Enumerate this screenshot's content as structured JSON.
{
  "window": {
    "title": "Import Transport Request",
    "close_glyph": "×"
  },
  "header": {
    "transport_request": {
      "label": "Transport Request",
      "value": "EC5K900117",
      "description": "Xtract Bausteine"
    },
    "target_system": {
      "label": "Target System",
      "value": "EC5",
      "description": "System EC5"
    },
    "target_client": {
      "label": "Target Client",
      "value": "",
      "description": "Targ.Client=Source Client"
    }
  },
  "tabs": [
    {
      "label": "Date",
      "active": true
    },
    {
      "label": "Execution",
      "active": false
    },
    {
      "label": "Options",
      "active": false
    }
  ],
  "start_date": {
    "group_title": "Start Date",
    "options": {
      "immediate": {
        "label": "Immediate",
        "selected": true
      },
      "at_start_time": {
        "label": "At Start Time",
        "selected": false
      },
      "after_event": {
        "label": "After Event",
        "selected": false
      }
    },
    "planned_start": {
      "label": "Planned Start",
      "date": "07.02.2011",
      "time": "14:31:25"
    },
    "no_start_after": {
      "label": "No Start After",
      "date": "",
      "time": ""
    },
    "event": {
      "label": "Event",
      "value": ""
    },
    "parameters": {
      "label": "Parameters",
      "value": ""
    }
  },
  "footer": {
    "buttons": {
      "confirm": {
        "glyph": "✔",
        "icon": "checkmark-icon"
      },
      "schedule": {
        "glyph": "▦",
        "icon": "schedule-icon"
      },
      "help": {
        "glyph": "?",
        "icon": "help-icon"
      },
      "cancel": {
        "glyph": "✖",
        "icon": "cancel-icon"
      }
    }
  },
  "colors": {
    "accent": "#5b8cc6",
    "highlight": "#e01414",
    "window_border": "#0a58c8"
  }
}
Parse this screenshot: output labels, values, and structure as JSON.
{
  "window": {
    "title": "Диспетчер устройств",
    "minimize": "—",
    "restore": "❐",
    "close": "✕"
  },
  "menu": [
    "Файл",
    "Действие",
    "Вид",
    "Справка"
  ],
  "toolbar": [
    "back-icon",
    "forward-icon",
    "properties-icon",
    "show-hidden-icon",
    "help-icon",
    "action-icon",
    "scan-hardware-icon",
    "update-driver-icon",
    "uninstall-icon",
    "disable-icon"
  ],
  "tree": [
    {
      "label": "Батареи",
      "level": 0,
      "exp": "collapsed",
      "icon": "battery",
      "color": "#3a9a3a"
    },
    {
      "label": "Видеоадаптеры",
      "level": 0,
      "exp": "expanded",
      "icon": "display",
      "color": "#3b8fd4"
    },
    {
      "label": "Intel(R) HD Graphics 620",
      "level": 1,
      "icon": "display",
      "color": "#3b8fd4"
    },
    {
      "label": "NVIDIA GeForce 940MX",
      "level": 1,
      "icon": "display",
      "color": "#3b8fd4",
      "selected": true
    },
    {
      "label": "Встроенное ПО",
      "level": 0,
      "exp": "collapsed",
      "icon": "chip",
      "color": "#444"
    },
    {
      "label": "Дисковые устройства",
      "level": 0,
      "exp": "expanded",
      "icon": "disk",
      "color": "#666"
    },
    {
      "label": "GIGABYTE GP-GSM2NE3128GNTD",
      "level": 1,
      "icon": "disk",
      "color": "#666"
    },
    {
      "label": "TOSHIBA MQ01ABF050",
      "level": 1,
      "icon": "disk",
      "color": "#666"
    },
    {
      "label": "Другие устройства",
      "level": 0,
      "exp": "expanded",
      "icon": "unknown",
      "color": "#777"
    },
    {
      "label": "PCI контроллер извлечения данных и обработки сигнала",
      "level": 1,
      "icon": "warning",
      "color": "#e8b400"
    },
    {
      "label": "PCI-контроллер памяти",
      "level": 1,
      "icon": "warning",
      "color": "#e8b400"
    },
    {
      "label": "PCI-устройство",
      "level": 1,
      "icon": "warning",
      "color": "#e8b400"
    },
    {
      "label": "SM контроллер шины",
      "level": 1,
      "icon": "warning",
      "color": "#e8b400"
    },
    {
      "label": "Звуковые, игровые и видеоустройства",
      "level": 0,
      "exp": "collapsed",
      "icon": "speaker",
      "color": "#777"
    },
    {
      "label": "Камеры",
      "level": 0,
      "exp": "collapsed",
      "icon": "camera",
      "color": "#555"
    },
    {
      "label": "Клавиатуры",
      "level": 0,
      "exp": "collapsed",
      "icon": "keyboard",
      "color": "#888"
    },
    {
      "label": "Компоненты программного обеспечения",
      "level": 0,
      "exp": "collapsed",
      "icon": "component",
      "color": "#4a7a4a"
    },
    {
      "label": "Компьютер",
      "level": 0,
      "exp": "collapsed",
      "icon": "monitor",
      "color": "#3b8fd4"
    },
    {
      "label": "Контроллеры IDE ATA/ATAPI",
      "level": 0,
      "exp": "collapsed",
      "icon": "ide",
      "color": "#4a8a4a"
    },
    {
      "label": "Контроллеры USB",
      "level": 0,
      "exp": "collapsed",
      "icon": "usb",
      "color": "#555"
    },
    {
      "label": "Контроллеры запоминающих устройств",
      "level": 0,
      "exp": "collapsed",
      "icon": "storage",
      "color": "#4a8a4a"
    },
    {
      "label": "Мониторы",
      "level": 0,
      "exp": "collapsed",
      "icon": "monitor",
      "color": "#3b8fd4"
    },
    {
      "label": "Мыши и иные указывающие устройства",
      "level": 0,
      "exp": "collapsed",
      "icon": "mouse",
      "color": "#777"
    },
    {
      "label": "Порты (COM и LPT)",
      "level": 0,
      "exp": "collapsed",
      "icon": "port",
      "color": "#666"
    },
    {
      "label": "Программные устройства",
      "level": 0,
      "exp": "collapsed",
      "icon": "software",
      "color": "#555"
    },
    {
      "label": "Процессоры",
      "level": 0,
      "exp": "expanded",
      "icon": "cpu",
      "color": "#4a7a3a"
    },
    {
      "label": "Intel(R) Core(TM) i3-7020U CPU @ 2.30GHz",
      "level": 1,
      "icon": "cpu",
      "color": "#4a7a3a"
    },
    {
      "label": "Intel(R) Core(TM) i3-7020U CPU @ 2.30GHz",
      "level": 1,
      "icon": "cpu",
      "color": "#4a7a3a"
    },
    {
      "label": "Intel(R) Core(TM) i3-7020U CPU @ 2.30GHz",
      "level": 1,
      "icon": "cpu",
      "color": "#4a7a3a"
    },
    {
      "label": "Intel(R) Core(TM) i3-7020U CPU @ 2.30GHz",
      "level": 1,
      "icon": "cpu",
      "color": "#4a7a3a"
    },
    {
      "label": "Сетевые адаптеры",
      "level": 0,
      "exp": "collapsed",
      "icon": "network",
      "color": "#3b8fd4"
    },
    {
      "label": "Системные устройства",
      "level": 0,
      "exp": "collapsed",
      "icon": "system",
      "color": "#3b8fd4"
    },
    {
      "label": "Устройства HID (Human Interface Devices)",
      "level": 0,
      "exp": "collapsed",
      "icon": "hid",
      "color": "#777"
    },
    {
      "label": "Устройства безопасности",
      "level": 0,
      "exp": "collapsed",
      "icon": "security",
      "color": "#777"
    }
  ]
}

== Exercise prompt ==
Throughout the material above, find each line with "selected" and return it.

== Result ==
        "selected": true
        "selected": false
        "selected": false
      "selected": true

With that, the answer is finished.